The title, as revealed in the comedic yet poignant play, refers to an expression: "My grandma used to say 'Sitting about like Joe Egg,' when she meant she had nothing to do." The characters in the 1967 work not only make up dialogue for their daughter but often address the audience directly in conversation and — creating a play within a play — act out a number of characters in scenes from their early dealing with the incapacitated child.
The design team features Es Devlin (sets and costumes) and Adam Silverman (lighting).
Izzard and Hamilton repeat the roles they played in the production at London's Comedy Theatre. Joe Egg marks the Broadway debut for Izzard who has played such New York stages as the Westbeth Theatre Center and P.S. 122 in his one-man stand-up shows. The Nichols' drama serves the thespian as a crossover piece, Izzard told Playbill On-Line. "It was sort of right time, right place and having come from comedy, but had a dramatic acting agent at a separate agency for years, I was pushing to just do dramatic pieces. Of course, I'm not top of the casting list; they don't say 'Hey, there's that transvestite comedian guy, he can play Hamlet and those things.' So, you really have to smash your way in and audition your ass off and all that." (Read the full interview Playbill On-Line's Brief Encounter section by clicking here.)
Many will remember his U.S. breakout performance in the HBO airing of his Dress to Kill in which he explained his inclination to cross-dress as being normal for an "executive transvestite." The Yemen-born Brit, however, is also a viable actor with many London stagings to his credits — among them the once-Broadway-bound Lenny Bruce bio of Lenny. His film turns include "Velvet Goldmine," "Shadow of the Vampire" and portraying Charlie Chaplin in "The Cat's Meow."

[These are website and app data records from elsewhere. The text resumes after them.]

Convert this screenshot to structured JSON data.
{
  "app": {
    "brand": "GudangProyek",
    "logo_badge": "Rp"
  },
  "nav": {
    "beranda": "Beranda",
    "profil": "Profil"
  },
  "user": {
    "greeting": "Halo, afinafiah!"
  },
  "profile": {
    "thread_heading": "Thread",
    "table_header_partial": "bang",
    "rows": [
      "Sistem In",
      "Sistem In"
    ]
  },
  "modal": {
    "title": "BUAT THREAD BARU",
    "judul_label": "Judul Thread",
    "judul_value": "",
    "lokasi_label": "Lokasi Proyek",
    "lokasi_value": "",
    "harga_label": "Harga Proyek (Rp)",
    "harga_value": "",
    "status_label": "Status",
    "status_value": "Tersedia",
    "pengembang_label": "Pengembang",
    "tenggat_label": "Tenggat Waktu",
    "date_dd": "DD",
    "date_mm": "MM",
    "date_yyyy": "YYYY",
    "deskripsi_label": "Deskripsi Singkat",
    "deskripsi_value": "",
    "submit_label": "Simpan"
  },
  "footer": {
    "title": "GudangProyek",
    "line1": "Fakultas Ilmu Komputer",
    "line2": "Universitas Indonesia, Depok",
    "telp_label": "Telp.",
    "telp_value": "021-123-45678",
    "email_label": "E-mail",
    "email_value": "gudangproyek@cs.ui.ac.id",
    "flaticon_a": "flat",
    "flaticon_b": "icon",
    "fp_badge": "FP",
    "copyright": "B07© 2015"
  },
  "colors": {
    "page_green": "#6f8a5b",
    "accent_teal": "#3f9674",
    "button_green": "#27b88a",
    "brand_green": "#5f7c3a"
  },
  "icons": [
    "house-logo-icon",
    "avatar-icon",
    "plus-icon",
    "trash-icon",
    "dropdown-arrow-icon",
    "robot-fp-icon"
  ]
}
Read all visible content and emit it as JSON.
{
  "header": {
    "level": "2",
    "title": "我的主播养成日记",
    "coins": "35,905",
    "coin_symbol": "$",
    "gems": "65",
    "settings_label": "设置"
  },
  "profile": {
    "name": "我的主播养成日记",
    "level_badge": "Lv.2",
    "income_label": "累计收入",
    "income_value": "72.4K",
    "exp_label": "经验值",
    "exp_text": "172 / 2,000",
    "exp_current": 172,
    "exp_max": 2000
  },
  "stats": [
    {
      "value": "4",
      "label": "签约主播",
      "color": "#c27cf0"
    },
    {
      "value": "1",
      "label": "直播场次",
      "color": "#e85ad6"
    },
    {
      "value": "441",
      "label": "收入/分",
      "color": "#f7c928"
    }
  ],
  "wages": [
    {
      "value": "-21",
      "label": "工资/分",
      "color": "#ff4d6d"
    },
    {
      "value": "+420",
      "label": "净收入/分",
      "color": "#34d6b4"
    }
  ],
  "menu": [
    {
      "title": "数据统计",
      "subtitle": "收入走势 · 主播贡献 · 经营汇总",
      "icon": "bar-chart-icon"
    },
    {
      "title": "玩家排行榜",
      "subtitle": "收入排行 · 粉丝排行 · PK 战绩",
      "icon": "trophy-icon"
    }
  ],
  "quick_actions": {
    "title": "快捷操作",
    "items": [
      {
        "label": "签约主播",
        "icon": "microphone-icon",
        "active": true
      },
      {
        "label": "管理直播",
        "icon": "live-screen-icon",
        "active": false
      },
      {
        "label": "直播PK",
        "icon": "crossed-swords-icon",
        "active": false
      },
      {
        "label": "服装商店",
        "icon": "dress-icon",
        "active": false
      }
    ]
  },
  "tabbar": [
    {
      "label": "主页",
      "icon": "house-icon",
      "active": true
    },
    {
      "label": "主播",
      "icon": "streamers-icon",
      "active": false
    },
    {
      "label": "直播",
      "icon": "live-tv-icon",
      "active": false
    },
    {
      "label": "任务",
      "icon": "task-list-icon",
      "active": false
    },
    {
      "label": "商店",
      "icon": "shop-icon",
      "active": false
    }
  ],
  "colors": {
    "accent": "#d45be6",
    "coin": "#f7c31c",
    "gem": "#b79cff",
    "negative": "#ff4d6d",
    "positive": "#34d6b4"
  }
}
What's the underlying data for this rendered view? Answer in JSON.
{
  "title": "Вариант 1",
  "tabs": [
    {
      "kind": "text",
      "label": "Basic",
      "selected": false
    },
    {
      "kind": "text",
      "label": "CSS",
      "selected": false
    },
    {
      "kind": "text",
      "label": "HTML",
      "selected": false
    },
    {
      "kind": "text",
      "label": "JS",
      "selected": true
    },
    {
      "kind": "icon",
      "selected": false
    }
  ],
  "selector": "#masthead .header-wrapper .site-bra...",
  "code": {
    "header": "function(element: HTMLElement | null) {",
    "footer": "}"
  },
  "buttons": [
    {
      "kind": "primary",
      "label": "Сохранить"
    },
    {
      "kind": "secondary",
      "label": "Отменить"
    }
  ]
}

The original New York production of Joe Egg ran for 154 performances in 1968. Michael Blakemore directed Albert Finney and Zena Walker — who won a Tony Award for her portrayal. A 1985 revival starred Jim Dale and won a Tony Award for Stockard Channing. (Visit the Playbill On-Line feature called "Playbill Archives" for a periodic look back at the production's Broadway and Playbill history.)
Tickets ($40-$65) for A Day In The Death Of Joe Egg at the American Airlines, 227 West 42nd Street, are available by calling (212) 719-1300 or at the box office at the American Airlines Theatre at 227 West 42nd Street.